All participants must provide accreditation information at the time of registration on the appropriate forms. Photocopies of official documents must be received within 14 days of the registration date via mail, email, express mail or in person. The same official documents, including photo identification, must be presented when picking up registration materials at the competition. Competitors who do not present these documents will not be allowed to enter the competition. Exceptions will be evaluated in special circumstances such as force majeure. One member of the couple may present documents for both partners. Third party accreditations are not permitted.

Group Entries – The person in charge of managing/training the group (teacher/choreographer) is responsible for providing accreditation documentation for each group member when picking up registration materials.

Competitors must review and adhere to each category’s Evaluation Criteria during the competition.

0.   Competitors must conduct themselves in a respectful and sportsmanlike manner toward judges, monitors, fellow competitors, spectators, and any personnel at USNATA sanctioned events.
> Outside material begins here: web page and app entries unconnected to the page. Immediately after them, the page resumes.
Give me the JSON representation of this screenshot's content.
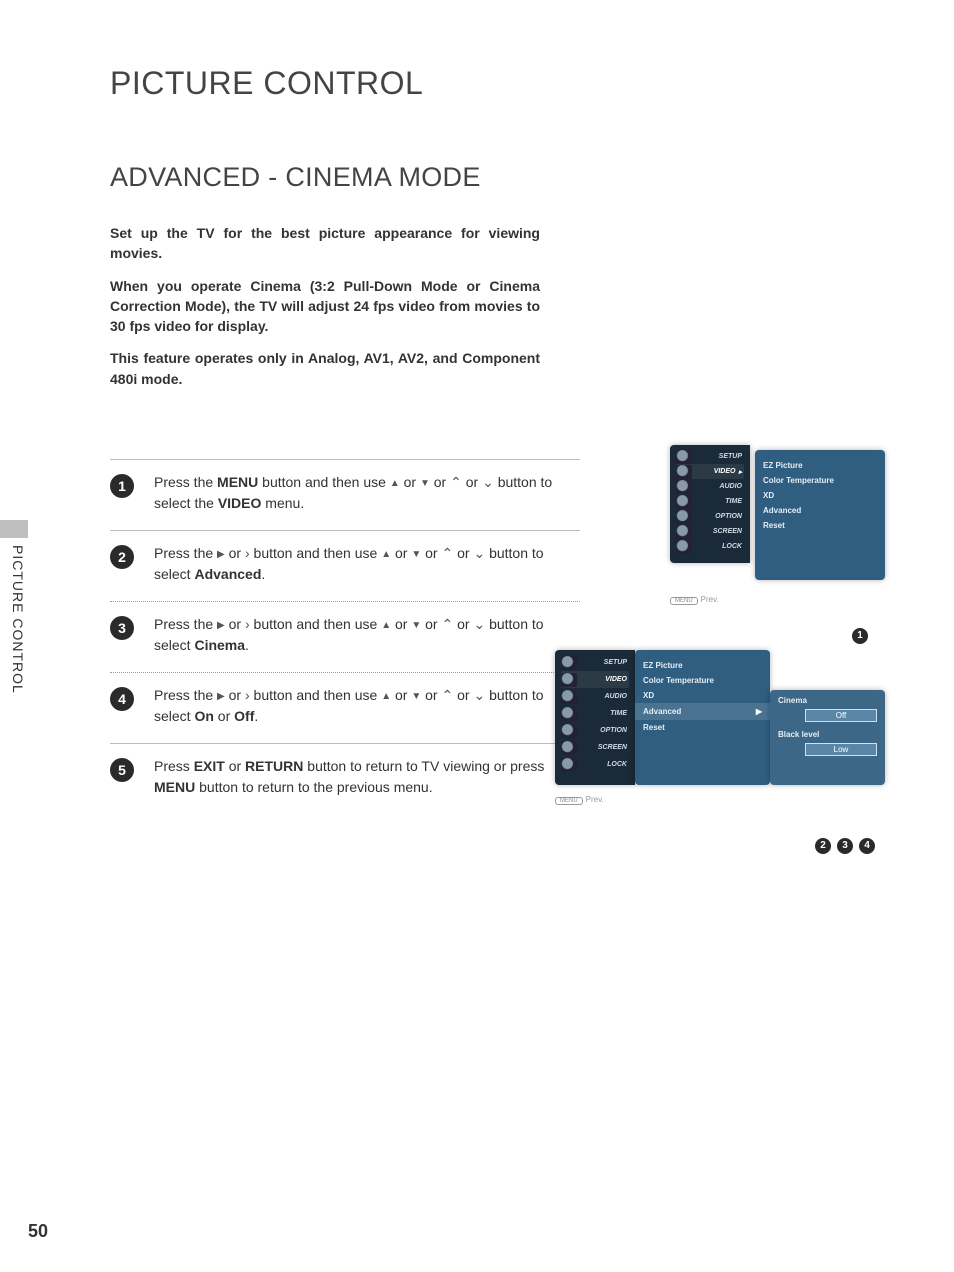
{
  "page_number": "50",
  "side_tab_label": "PICTURE CONTROL",
  "page_title": "PICTURE CONTROL",
  "section_title": "ADVANCED - CINEMA MODE",
  "intro": {
    "p1": "Set up the TV for the best picture appearance for viewing movies.",
    "p2": "When you operate Cinema (3:2 Pull-Down Mode or Cinema Correction Mode), the TV will adjust 24 fps video from movies to 30 fps video for display.",
    "p3": "This feature operates only in Analog, AV1, AV2, and Component 480i mode."
  },
  "steps": {
    "s1_a": "Press the ",
    "s1_menu": "MENU",
    "s1_b": " button and then use ",
    "s1_c": " or ",
    "s1_d": "  or  ",
    "s1_e": " or ",
    "s1_f": "  button to select the ",
    "s1_video": "VIDEO",
    "s1_g": " menu.",
    "s2_a": "Press the ",
    "s2_b": "  or  ",
    "s2_c": "  button and then use ",
    "s2_d": " or ",
    "s2_e": "  or  ",
    "s2_f": " or ",
    "s2_g": "  button to select ",
    "s2_adv": "Advanced",
    "s2_h": ".",
    "s3_a": "Press the ",
    "s3_b": "  or  ",
    "s3_c": "  button and then use ",
    "s3_d": " or ",
    "s3_e": "  or  ",
    "s3_f": " or ",
    "s3_g": "  button to select ",
    "s3_cin": "Cinema",
    "s3_h": ".",
    "s4_a": "Press the ",
    "s4_b": "  or  ",
    "s4_c": "  button and then use ",
    "s4_d": " or ",
    "s4_e": "  or  ",
    "s4_f": " or ",
    "s4_g": "  button to select ",
    "s4_on": "On",
    "s4_mid": " or ",
    "s4_off": "Off",
    "s4_h": ".",
    "s5_a": "Press ",
    "s5_exit": "EXIT",
    "s5_b": " or ",
    "s5_ret": "RETURN",
    "s5_c": " button to return to TV viewing or press ",
    "s5_menu": "MENU",
    "s5_d": " button to return to the previous menu."
  },
  "osd": {
    "side_items": [
      "SETUP",
      "VIDEO",
      "AUDIO",
      "TIME",
      "OPTION",
      "SCREEN",
      "LOCK"
    ],
    "video_items": [
      "EZ Picture",
      "Color Temperature",
      "XD",
      "Advanced",
      "Reset"
    ],
    "advanced_sub": {
      "cinema_label": "Cinema",
      "cinema_value": "Off",
      "black_label": "Black level",
      "black_value": "Low"
    },
    "foot_btn": "MENU",
    "foot_text": "Prev."
  },
  "callouts": {
    "c1": "1",
    "c2": "2",
    "c3": "3",
    "c4": "4"
  }
}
Any conduct to the contrary, written or verbal, may incur legal consequences. USNATA reserves the right to rescind awarded titles and prizes, and future attendance at USNATA sanctioned events from the offending parties.

1.  Spectators are welcome to watch all competition rounds.
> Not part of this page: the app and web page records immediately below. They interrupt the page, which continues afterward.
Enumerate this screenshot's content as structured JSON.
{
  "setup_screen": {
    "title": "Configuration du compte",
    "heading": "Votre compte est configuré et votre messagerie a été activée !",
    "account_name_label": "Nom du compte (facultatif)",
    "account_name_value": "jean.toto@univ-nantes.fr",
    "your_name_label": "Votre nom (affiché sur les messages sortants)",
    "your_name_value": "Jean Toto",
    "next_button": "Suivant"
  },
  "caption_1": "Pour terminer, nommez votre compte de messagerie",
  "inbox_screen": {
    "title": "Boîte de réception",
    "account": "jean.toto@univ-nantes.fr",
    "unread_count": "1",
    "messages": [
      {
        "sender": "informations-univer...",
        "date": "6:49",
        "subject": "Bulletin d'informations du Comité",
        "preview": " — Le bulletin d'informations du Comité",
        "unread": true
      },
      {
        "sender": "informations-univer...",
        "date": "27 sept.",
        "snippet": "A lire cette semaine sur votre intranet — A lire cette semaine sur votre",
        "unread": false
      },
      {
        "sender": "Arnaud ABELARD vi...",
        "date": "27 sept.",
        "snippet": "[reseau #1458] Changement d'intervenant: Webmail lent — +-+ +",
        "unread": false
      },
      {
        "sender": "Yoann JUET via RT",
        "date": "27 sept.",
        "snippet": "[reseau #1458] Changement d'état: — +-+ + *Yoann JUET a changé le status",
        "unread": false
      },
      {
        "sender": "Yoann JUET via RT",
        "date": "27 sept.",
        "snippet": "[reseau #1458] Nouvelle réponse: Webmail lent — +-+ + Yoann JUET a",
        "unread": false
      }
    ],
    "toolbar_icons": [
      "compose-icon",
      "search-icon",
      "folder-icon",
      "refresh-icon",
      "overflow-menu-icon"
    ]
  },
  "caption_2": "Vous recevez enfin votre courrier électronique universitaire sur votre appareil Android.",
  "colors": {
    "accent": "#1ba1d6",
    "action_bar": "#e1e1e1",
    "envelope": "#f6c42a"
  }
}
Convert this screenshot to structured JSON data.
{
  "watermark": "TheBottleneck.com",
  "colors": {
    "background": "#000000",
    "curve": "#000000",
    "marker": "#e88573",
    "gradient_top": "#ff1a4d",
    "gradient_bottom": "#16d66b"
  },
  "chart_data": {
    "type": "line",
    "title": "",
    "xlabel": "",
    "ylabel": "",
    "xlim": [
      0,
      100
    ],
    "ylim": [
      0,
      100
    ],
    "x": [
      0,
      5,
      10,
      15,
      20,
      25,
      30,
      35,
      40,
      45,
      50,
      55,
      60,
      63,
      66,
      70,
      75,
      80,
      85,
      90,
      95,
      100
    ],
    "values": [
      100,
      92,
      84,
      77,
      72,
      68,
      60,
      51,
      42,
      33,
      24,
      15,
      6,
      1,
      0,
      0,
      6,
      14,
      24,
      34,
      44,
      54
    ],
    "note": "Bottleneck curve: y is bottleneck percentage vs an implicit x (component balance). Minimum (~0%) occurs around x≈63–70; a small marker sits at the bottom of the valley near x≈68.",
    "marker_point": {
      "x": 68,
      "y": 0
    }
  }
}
2.  By entering the competition, competitors agree to participate in events and ceremonies organized by the USNATA (press conferences, interviews for radio stations and television channels, demos, etc.) as requested by the USNATA.

3.  With the exception of the Junior Exhibition category, competitors must be at least 18 years old by the first date of the competition. Juniors must be under the age of 18 by the first date of the competition.

4.  USNATA may choose to or is currently engaged in the business of creating media, which includes but is not limited to engaging in the following activities for personal and commercial gain: filming, film/video editing, and film/video production; photography, photo editing, and total production; digital photography, digital photo editing, and digital photo production; documentary production and editing; sound recordings; sound manipulation and music productions; television production; and web design and production. By registering for the competition, competitors give consent to the ATWC to capture images and video/sound recordings for use in media, without implicit or explicit compensation.

5.  By registering for any USNATA sanctioned competition and participating, each competitor acknowledges having read and accepted these General Rules.











In each Single Dance separately the Competitive Tango couples compete against each other according to their age category and level (Bronze, Silver, Gold). Each couple is judged according to their performance in each dance separately and receives a ribbon if placed 1st, 2nd, or 3rd. 


In preliminary rounds leading up to a final round of an event/heat, the judges are asked to "recall" a certain number of dancers to the next round. Judges select to recall couples they think are the best and the couples with the most marks moves into the next round.

Once six or seven couples reach the final, USNATA sanctioned dance competitions use the skating system method to determine the results. This means that the judges rank every couple in every dance from 1st through 6th or 7th. The couple with the most 1st place marks is the overall winner. The couple with the next highest number of 1st or 2nd place marks will place second, and so on. Tiebreaker rules determine which couple finishes higher in the event of a tie. These rules can be very complex, and an official known as a Scrutineer has the painstaking task of taking all the judges' marks and tabulating the results for callbacks and making the necessary calculations to determine the placements, applying the tiebreaker rules in close cases.